boolean isSelected, boolean hasFocus, int row, int column)
// Render row 0 column 0 as a JCheckBox. Return the pre-created
// JCheckBox after setting the "selected" attribute appropriately
// based on its value in the JTable model.
if (row == 0 && column == 0)
checkbox.setSelected(table.getValue(row, column));
return checkbox;

// Render row 0 column 2 as a JButton.
if (row == 1 && column == 2)
return button;

// Everywhere else, return the usual DefaultTableCellRenderer.
return this;

Monday, August 3, 2009

Using Arbitrary Objects as JTable Data

While we normally supply Strings, JTable can actually accept any arbitrary objects as data. To display the data, its toString() method is called for a string that the JTable can display.

If the data is not of the supported type, then its toString() method must be implemented to return something for JTable to display intelligibly. For example, given a class called ArbitraryObject as follows:

public class ArbitraryObject
private String name;

public ArbitraryObject(String name)
{ = name;

public String toString()
return "The number is " + name; // prepend "The number is" to name
Then you can create a JTable initialized with instances of ArbitraryObject as data:

private ArbitraryObject[][] data =
{ {new ArbitraryObject("1"), new ArbitraryObject("1"), new ArbitraryObject("1")},
{new ArbitraryObject("2"), new ArbitraryObject("2"), new ArbitraryObject("2")},
{new ArbitraryObject("3"), new ArbitraryObject("3"), new ArbitraryObject("3")},
{new ArbitraryObject("4"), new ArbitraryObject("4"), new ArbitraryObject("4")},
{new ArbitraryObject("5"), new ArbitraryObject("5"), new ArbitraryObject("5")},
{new ArbitraryObject("6"), new ArbitraryObject("6"), new ArbitraryObject("6")} };
private String[] headerLabels = { "Column One", "Column Two", "Column Three" }

JTable table = new JTable(data, headerLabels);
add(table, BorderLayout.CENTER);
Here's the screenshot of this JTable:
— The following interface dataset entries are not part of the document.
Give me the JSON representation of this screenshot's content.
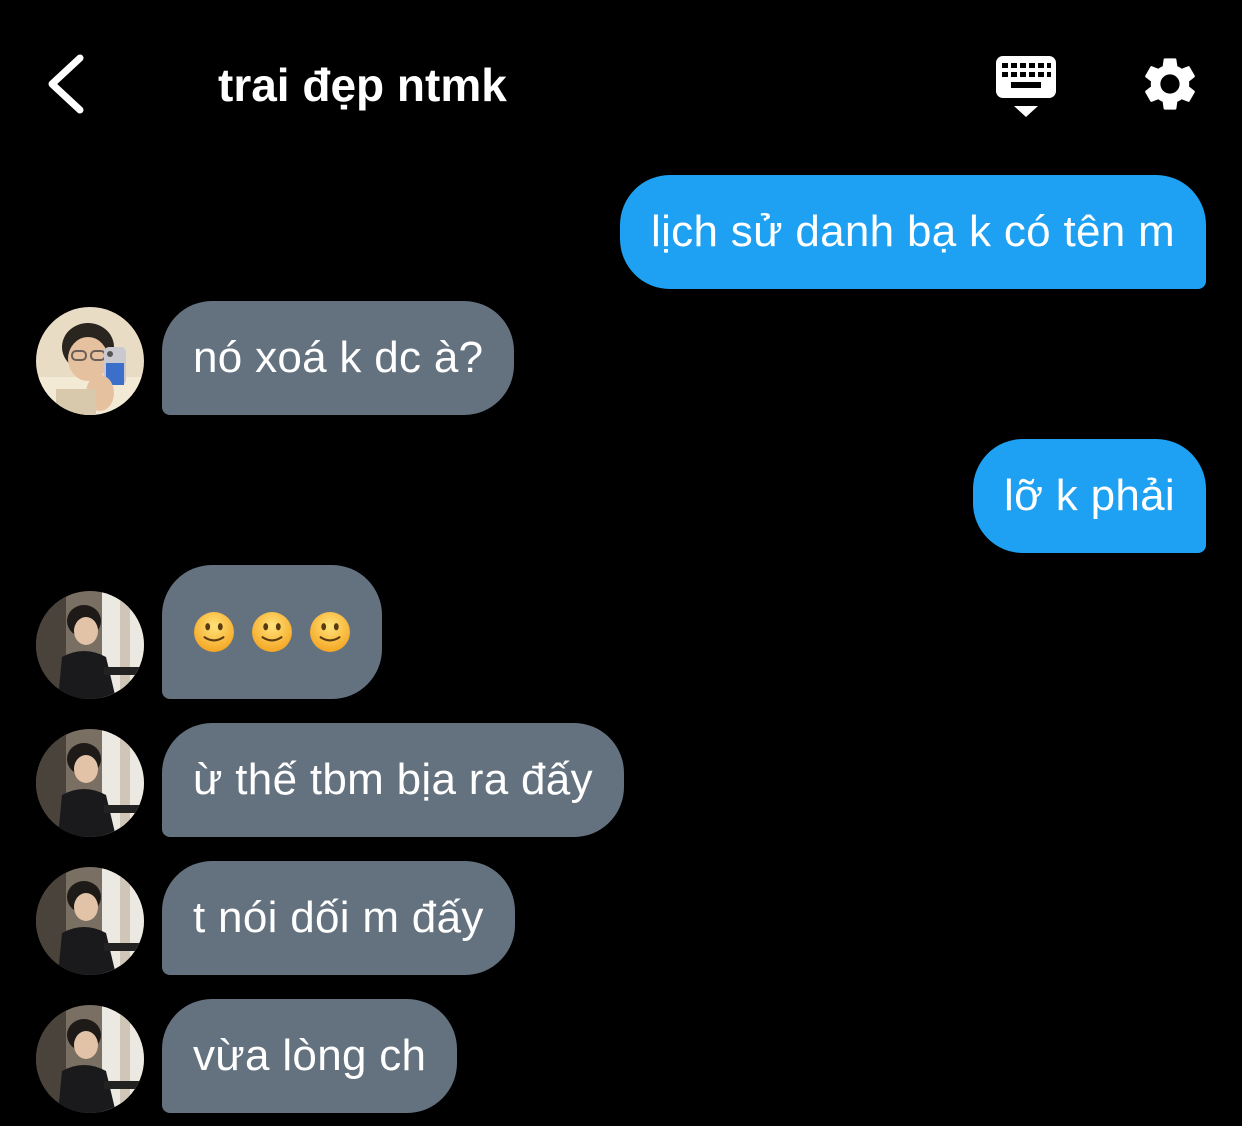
{
  "header": {
    "title": "trai đẹp ntmk",
    "back_icon": "chevron-left-icon",
    "keyboard_icon": "keyboard-icon",
    "settings_icon": "gear-icon"
  },
  "colors": {
    "background": "#000000",
    "sent_bubble": "#1ea1f2",
    "received_bubble": "#64727f"
  },
  "messages": [
    {
      "direction": "sent",
      "text": "lịch sử danh bạ k có tên m"
    },
    {
      "direction": "received",
      "text": "nó xoá k dc à?"
    },
    {
      "direction": "sent",
      "text": "lỡ k phải"
    },
    {
      "direction": "received",
      "text": "🙂🙂🙂"
    },
    {
      "direction": "received",
      "text": "ừ thế tbm bịa ra đấy"
    },
    {
      "direction": "received",
      "text": "t nói dối m đấy"
    },
    {
      "direction": "received",
      "text": "vừa lòng ch"
    }
  ]
}
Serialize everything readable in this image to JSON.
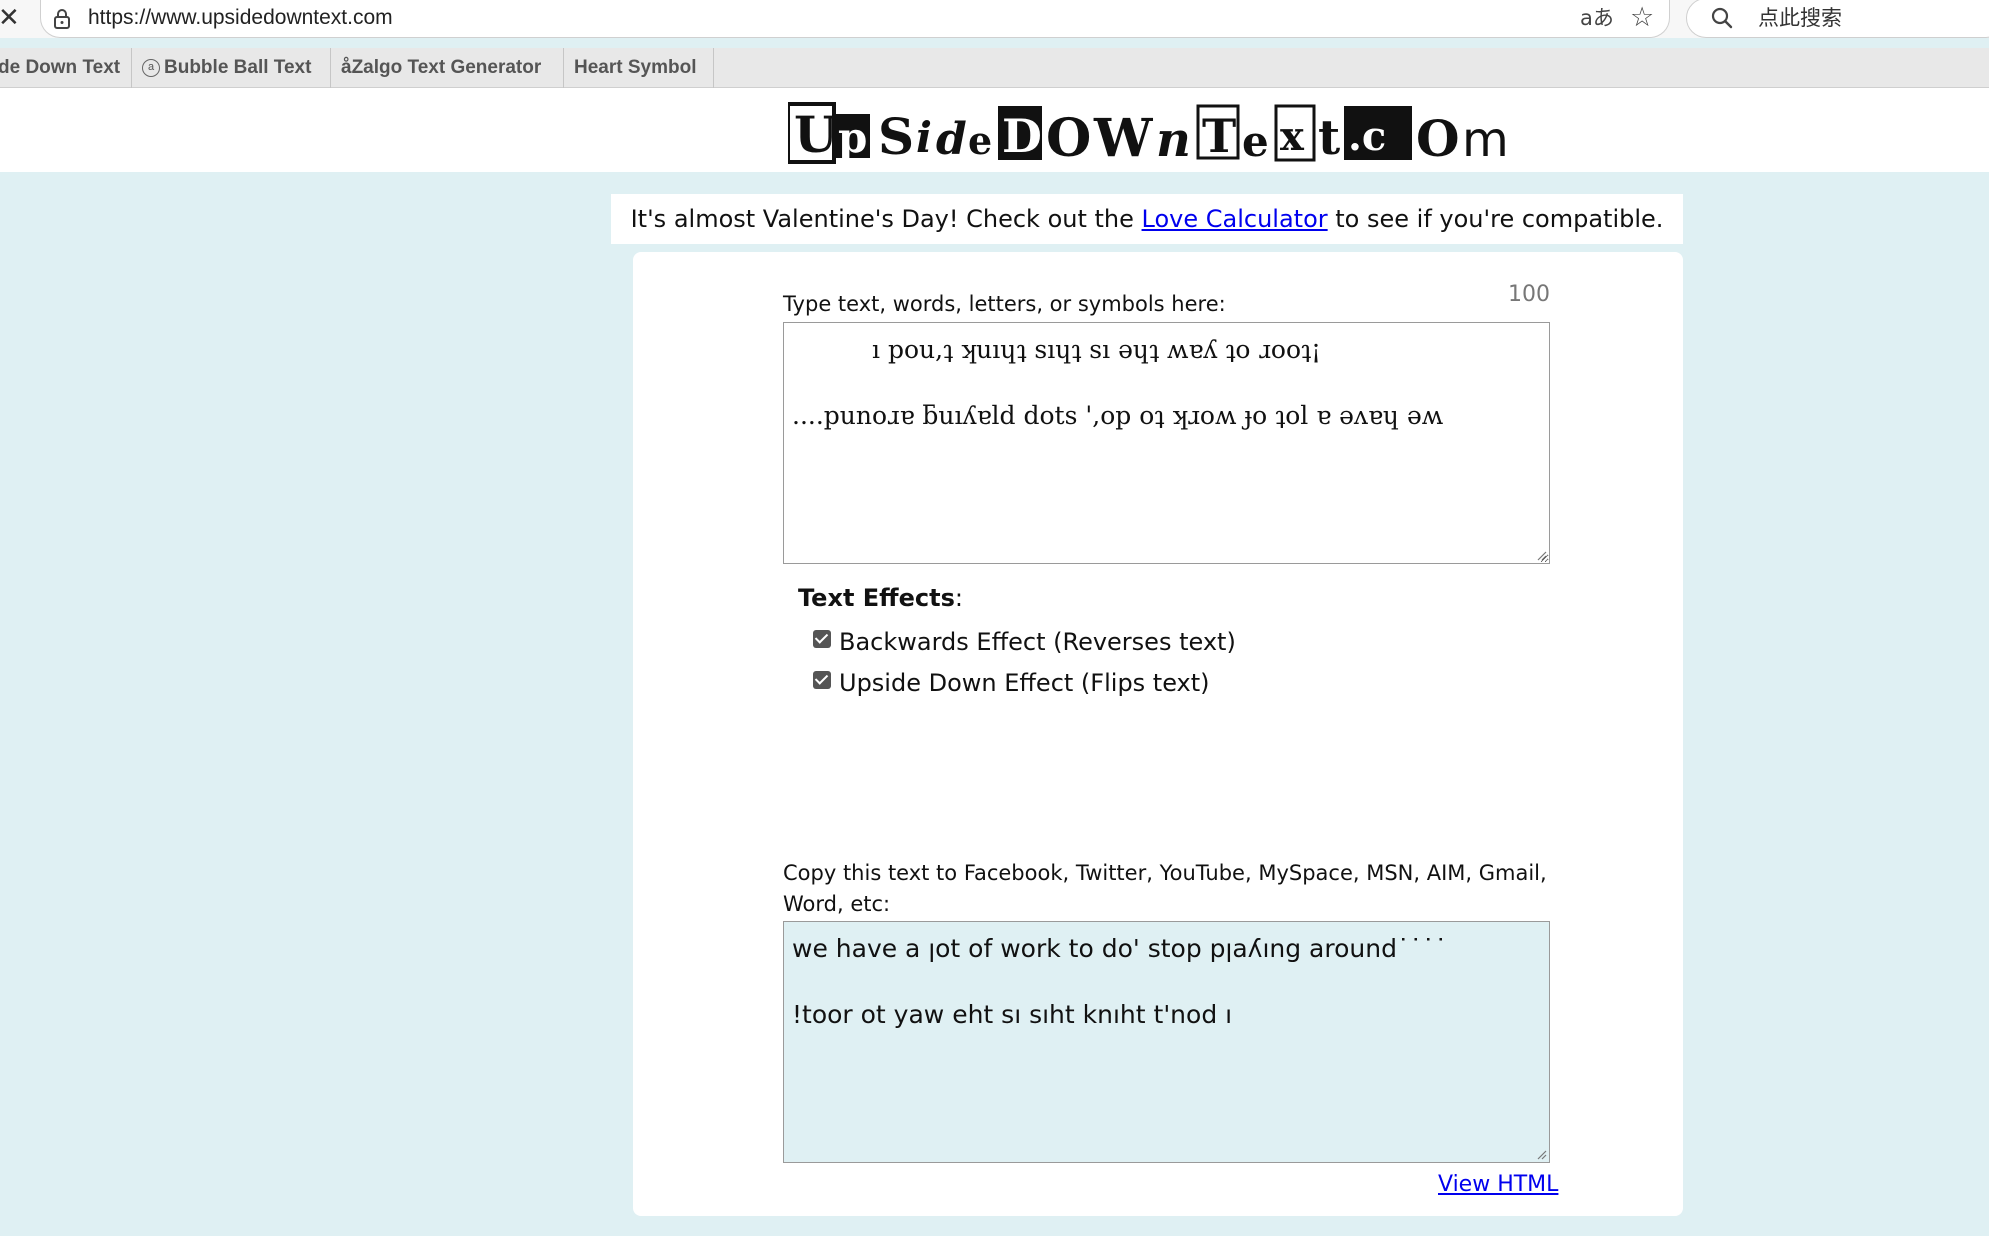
{
  "browser": {
    "url": "https://www.upsidedowntext.com",
    "read_aloud_glyph": "aあ",
    "search_placeholder": "点此搜索"
  },
  "bookmarks": [
    {
      "label": "de Down Text"
    },
    {
      "label": "Bubble Ball Text",
      "icon_glyph": "a"
    },
    {
      "label": "Zalgo Text Generator",
      "icon_glyph": "å"
    },
    {
      "label": "Heart Symbol"
    }
  ],
  "logo": {
    "text": "UpsideDOWnText.com"
  },
  "announcement": {
    "before": "It's almost Valentine's Day! Check out the ",
    "link": "Love Calculator",
    "after": " to see if you're compatible."
  },
  "input": {
    "label": "Type text, words, letters, or symbols here:",
    "counter": "100",
    "line1": "ı pou,ʇ ʞuıɥʇ sıɥʇ sı ǝɥʇ ʍɐʎ ʇo ɹooʇ¡",
    "line2": "....punoɹɐ ƃuıʎɐld dots ',op oʇ ʞɹoʍ ɟo ʇol ɐ ǝʌɐɥ ǝʍ"
  },
  "effects": {
    "title": "Text Effects",
    "title_suffix": ":",
    "backwards": {
      "label": "Backwards Effect (Reverses text)",
      "checked": true
    },
    "upside_down": {
      "label": "Upside Down Effect (Flips text)",
      "checked": true
    }
  },
  "output": {
    "label": "Copy this text to Facebook, Twitter, YouTube, MySpace, MSN, AIM, Gmail, Word, etc:",
    "line1": "we have a ןot of work to do' stop pןaʎıng around˙˙˙˙",
    "line2": "!toor ot yaw eht sı sıht knıht t'nod ı"
  },
  "footer": {
    "view_html": "View HTML"
  },
  "colors": {
    "page_bg": "#dff0f3",
    "link": "#0000ee",
    "output_bg": "#dff0f3"
  }
}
The utility of this is that you can easily associate each cell in the JTable with an object it represents. JTable "displays" the object with the value returned by the object's toString(). For example, if you select a cell based on what's displayed in it, a listener registered for the JTable can easily retrieve its associated object using getValueAt(row, col) without going through convolutions to look it up. Think of it as a link from the table back to the data it represents:

table.getSelectionModel().addListSelectionListener(new ListSelectionListener()
ublic void valueChanged(ListSelectionEvent event)
int row = table.getSelectedRow();
int col = table.getSelectedColumn();
ArbitraryObject o = table.getValueAt(row, col);

Sunday, August 2, 2009

JTable Cell Display Based on Data Type

JTable is capable of doing some special rendering based on the data type, such as JCheckBox for boolean data. The supported data type are listed in Sun's Tutorial on JTable. The only restriction is that each column has to be uniformly the same type. To enable this, the getColumnClass() of the JTable's model has to return the type of the data to be displayed:
   DefaultTableModel model = new DefaultTableModel()
* Override to return the data class.
public Class getColumnClass(int c)
return getValueAt(0, c).getClass();


If getColumnClass() is not overridden, then the returned class is Object. In this case, JTable invokes the toString() method of the Object and displayed it as a JLabel.